EU Seeks to Improve Passenger Safety on Ships

Friday, April 05, 2002
The Commission has proposed a new package of measures to reinforce passenger safety on ships. Two proposals aim at preventing accidents such as the Express Samina’s in 2000 by increasing stability requirements for vessels and by reinforcing safety rules to cater for passengers with reduced mobility in general, and high-speed ships in particular. The Commission also presents its view on how passenger protection should be strengthened through stricter liability rules when accidents do occur. These new proposals already announced in the Commission’s new White Paper on Transport, complement a series of rules adopted in the late 1990’s following the Esotonia accident. The new safety package for passenger ships proposed by the Commission consists of three parts: Increased ship stability requirements, which aims to improve the capacity of a passenger ship to stay afloat after a serious incident, the commission proposes harmonized stability requirements for all RoRo passenger vessels operating on international voyages to or from European Union ports. Strengthened and simplified safety rules for passenger ships. The Commission proposes to amend the existing Directive on safety rules for passenger ships to include new safety requirements for high-speed ships and for passengers with reduced mobility. Better protection of passengers in case of accident. In a communication adopted, the Commission presents its views on how the liability of damage caused to passengers will be improved. The Commission calls for compulsory insurance for carriers and strict liability.

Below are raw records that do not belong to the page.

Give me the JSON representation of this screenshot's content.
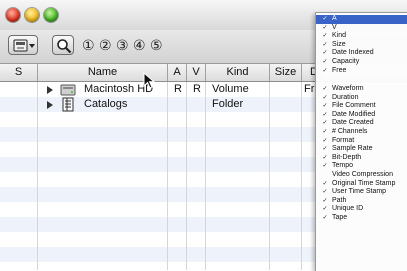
{
  "window": {
    "toolbar": {
      "numbers": [
        "①",
        "②",
        "③",
        "④",
        "⑤"
      ]
    }
  },
  "columns": {
    "s": "S",
    "name": "Name",
    "a": "A",
    "v": "V",
    "kind": "Kind",
    "size": "Size",
    "d": "D"
  },
  "rows": [
    {
      "name": "Macintosh HD",
      "a": "R",
      "v": "R",
      "kind": "Volume",
      "d": "Fri",
      "icon": "hard-drive-icon"
    },
    {
      "name": "Catalogs",
      "a": "",
      "v": "",
      "kind": "Folder",
      "d": "",
      "icon": "catalog-icon"
    }
  ],
  "menu": {
    "group1": [
      {
        "label": "A",
        "checked": true,
        "selected": true
      },
      {
        "label": "V",
        "checked": true
      },
      {
        "label": "Kind",
        "checked": true
      },
      {
        "label": "Size",
        "checked": true
      },
      {
        "label": "Date Indexed",
        "checked": true
      },
      {
        "label": "Capacity",
        "checked": true
      },
      {
        "label": "Free",
        "checked": true
      }
    ],
    "group2": [
      {
        "label": "Waveform",
        "checked": true
      },
      {
        "label": "Duration",
        "checked": true
      },
      {
        "label": "File Comment",
        "checked": true
      },
      {
        "label": "Date Modified",
        "checked": true
      },
      {
        "label": "Date Created",
        "checked": true
      },
      {
        "label": "# Channels",
        "checked": true
      },
      {
        "label": "Format",
        "checked": true
      },
      {
        "label": "Sample Rate",
        "checked": true
      },
      {
        "label": "Bit-Depth",
        "checked": true
      },
      {
        "label": "Tempo",
        "checked": true
      },
      {
        "label": "Video Compression",
        "checked": false
      },
      {
        "label": "Original Time Stamp",
        "checked": true
      },
      {
        "label": "User Time Stamp",
        "checked": true
      },
      {
        "label": "Path",
        "checked": true
      },
      {
        "label": "Unique ID",
        "checked": true
      },
      {
        "label": "Tape",
        "checked": true
      }
    ],
    "check_glyph": "✓"
  },
  "colors": {
    "menu_highlight": "#3a63c7",
    "row_alt": "#eef3fb"
  }
}
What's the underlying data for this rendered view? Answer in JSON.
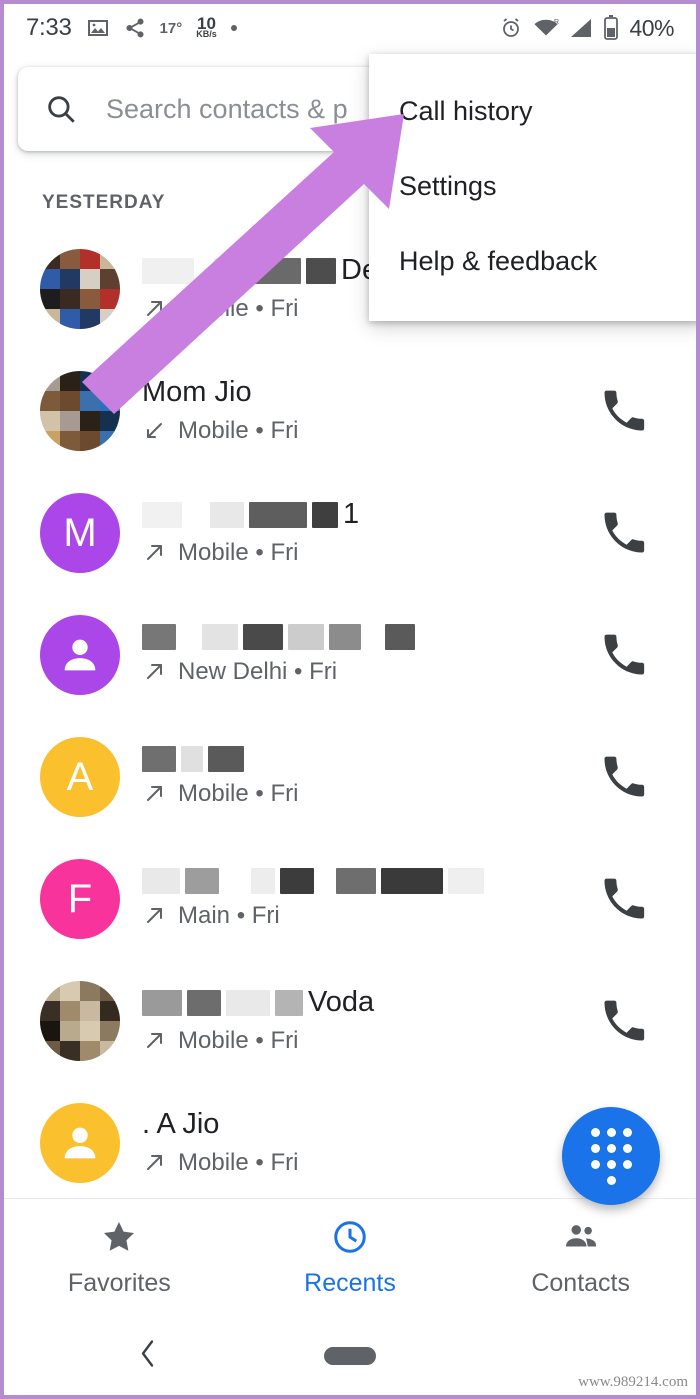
{
  "status_bar": {
    "time": "7:33",
    "temperature": "17°",
    "net_speed_value": "10",
    "net_speed_unit": "KB/s",
    "battery_percent": "40%",
    "icons": [
      "image-icon",
      "share-icon",
      "alarm-icon",
      "wifi-icon",
      "signal-icon",
      "battery-icon"
    ]
  },
  "search": {
    "placeholder": "Search contacts & p",
    "icon": "search-icon"
  },
  "overflow_menu": {
    "items": [
      {
        "label": "Call history"
      },
      {
        "label": "Settings"
      },
      {
        "label": "Help & feedback"
      }
    ]
  },
  "call_list": {
    "section_header": "YESTERDAY",
    "rows": [
      {
        "name_visible": "Delhi",
        "name_redacted": true,
        "avatar_type": "photo",
        "avatar_letter": "",
        "avatar_color": "#7a6a5d",
        "direction": "outgoing",
        "subtitle": "Mobile • Fri",
        "call_button": "call-icon"
      },
      {
        "name_visible": "Mom Jio",
        "name_redacted": false,
        "avatar_type": "photo",
        "avatar_letter": "",
        "avatar_color": "#c8a165",
        "direction": "incoming",
        "subtitle": "Mobile • Fri",
        "call_button": "call-icon"
      },
      {
        "name_visible": "1",
        "name_redacted": true,
        "avatar_type": "letter",
        "avatar_letter": "M",
        "avatar_color": "#ab47e8",
        "direction": "outgoing",
        "subtitle": "Mobile • Fri",
        "call_button": "call-icon"
      },
      {
        "name_visible": "",
        "name_redacted": true,
        "avatar_type": "person",
        "avatar_letter": "",
        "avatar_color": "#ab47e8",
        "direction": "outgoing",
        "subtitle": "New Delhi • Fri",
        "call_button": "call-icon"
      },
      {
        "name_visible": "",
        "name_redacted": true,
        "avatar_type": "letter",
        "avatar_letter": "A",
        "avatar_color": "#fbc02d",
        "direction": "outgoing",
        "subtitle": "Mobile • Fri",
        "call_button": "call-icon"
      },
      {
        "name_visible": "",
        "name_redacted": true,
        "avatar_type": "letter",
        "avatar_letter": "F",
        "avatar_color": "#f8339b",
        "direction": "outgoing",
        "subtitle": "Main • Fri",
        "call_button": "call-icon"
      },
      {
        "name_visible": "Voda",
        "name_redacted": true,
        "avatar_type": "photo",
        "avatar_letter": "",
        "avatar_color": "#b9a98d",
        "direction": "outgoing",
        "subtitle": "Mobile • Fri",
        "call_button": "call-icon"
      },
      {
        "name_visible": ". A Jio",
        "name_redacted": false,
        "avatar_type": "person",
        "avatar_letter": "",
        "avatar_color": "#fbc02d",
        "direction": "outgoing",
        "subtitle": "Mobile • Fri",
        "call_button": "call-icon"
      }
    ]
  },
  "fab": {
    "icon": "dialpad-icon",
    "color": "#1a73e8"
  },
  "bottom_tabs": {
    "active": "Recents",
    "accent_color": "#1a73e8",
    "items": [
      {
        "label": "Favorites",
        "icon": "star-icon"
      },
      {
        "label": "Recents",
        "icon": "clock-icon"
      },
      {
        "label": "Contacts",
        "icon": "people-icon"
      }
    ]
  },
  "system_nav": {
    "back": "back-chevron-icon",
    "home": "home-pill-icon"
  },
  "watermark": "www.989214.com",
  "annotation": {
    "arrow_color": "#c97fe0",
    "description": "arrow pointing to Call history"
  }
}
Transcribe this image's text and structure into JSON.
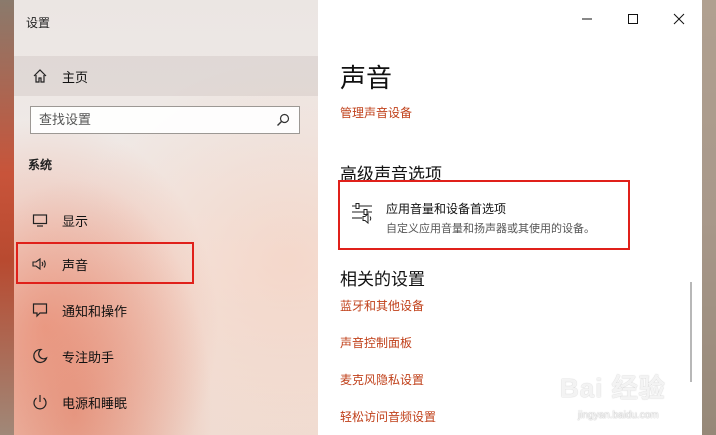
{
  "window": {
    "title": "设置",
    "controls": [
      "minimize-icon",
      "maximize-icon",
      "close-icon"
    ]
  },
  "sidebar": {
    "home_label": "主页",
    "search": {
      "placeholder": "查找设置"
    },
    "section_label": "系统",
    "items": [
      {
        "label": "显示",
        "icon": "display-icon"
      },
      {
        "label": "声音",
        "icon": "speaker-icon",
        "selected": true
      },
      {
        "label": "通知和操作",
        "icon": "notification-icon"
      },
      {
        "label": "专注助手",
        "icon": "moon-icon"
      },
      {
        "label": "电源和睡眠",
        "icon": "power-icon"
      }
    ]
  },
  "main": {
    "page_title": "声音",
    "manage_link": "管理声音设备",
    "advanced_heading": "高级声音选项",
    "advanced_item": {
      "title": "应用音量和设备首选项",
      "description": "自定义应用音量和扬声器或其使用的设备。",
      "icon": "sliders-speaker-icon"
    },
    "related_heading": "相关的设置",
    "related_links": [
      "蓝牙和其他设备",
      "声音控制面板",
      "麦克风隐私设置",
      "轻松访问音频设置"
    ]
  },
  "highlight_color": "#e0201a",
  "link_color": "#c0401a",
  "watermark": {
    "main": "Bai 经验",
    "sub": "jingyan.baidu.com"
  }
}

Maritime Today


The Maritime Industry's original and most viewed E-News Service

Maritime Reporter May 2016 Digital Edition
FREE Maritime Reporter Subscription
Latest Maritime News    rss feeds

Navigation

Seaway Stakeholders File Suit Against US Coast Guard

Ports and vessel operators challenge what they call “flawed pilotage fees”   A coalition of U.S. Great Lakes ports, vessel operating companies and maritime trade

Industry Event to Explore e-Navigation

e-Navigation and the Gulf Area: Meeting Information Needs Where Blue Water, Brown Water and Port Facilities Intersect   An event examining the role, development

Coast Guard to Remove Some Navigation Aids in Virginia

The U.S. Coast Guard is scheduled to discontinue 166 navigational aids within the Virginia Inside Passage (VIP) due to shoaling and other navigational safety concerns throughout the area.

 
 
Maritime Careers / Shipboard Positions Maritime Security Maritime Standards Navigation Offshore Oil Pipelines Pod Propulsion Port Authority Ship Electronics Shipbuilding / Vessel Construction
rss | archive | history | articles | privacy | contributors | top maritime news | about us | copyright | maritime magazines
maritime security news | shipbuilding news | maritime industry | shipping news | maritime reporting | workboats news | ship design | maritime business

Time taken: 0.0768 sec (13 req/sec)